======== Provided material
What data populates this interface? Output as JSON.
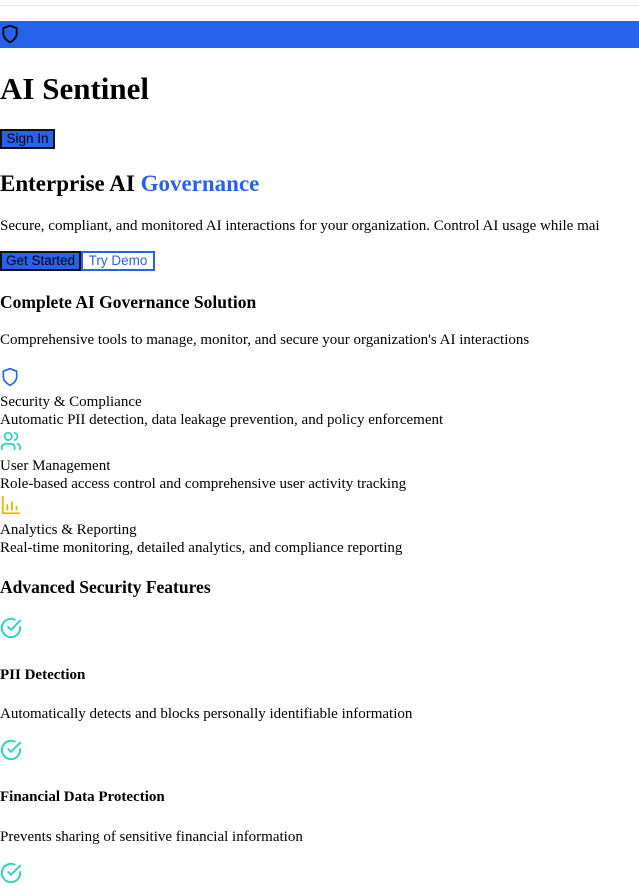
{
  "brand": {
    "name": "AI Sentinel"
  },
  "nav": {
    "signin_label": "Sign In"
  },
  "hero": {
    "title_prefix": "Enterprise AI",
    "title_accent": "Governance",
    "description": "Secure, compliant, and monitored AI interactions for your organization. Control AI usage while mai",
    "get_started_label": "Get Started",
    "try_demo_label": "Try Demo"
  },
  "solution": {
    "title": "Complete AI Governance Solution",
    "description": "Comprehensive tools to manage, monitor, and secure your organization's AI interactions",
    "features": [
      {
        "icon": "shield-icon",
        "title": "Security & Compliance",
        "description": "Automatic PII detection, data leakage prevention, and policy enforcement"
      },
      {
        "icon": "users-icon",
        "title": "User Management",
        "description": "Role-based access control and comprehensive user activity tracking"
      },
      {
        "icon": "bar-chart-icon",
        "title": "Analytics & Reporting",
        "description": "Real-time monitoring, detailed analytics, and compliance reporting"
      }
    ]
  },
  "advanced": {
    "title": "Advanced Security Features",
    "items": [
      {
        "icon": "check-circle-icon",
        "title": "PII Detection",
        "description": "Automatically detects and blocks personally identifiable information"
      },
      {
        "icon": "check-circle-icon",
        "title": "Financial Data Protection",
        "description": "Prevents sharing of sensitive financial information"
      },
      {
        "icon": "check-circle-icon"
      }
    ]
  },
  "colors": {
    "primary": "#2563eb",
    "accent_teal": "#2dd4bf",
    "accent_amber": "#eab308"
  }
}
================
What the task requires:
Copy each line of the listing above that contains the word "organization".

Reply to the task:
    "description": "Secure, compliant, and monitored AI interactions for your organization. Control AI usage while mai",
    "description": "Comprehensive tools to manage, monitor, and secure your organization's AI interactions",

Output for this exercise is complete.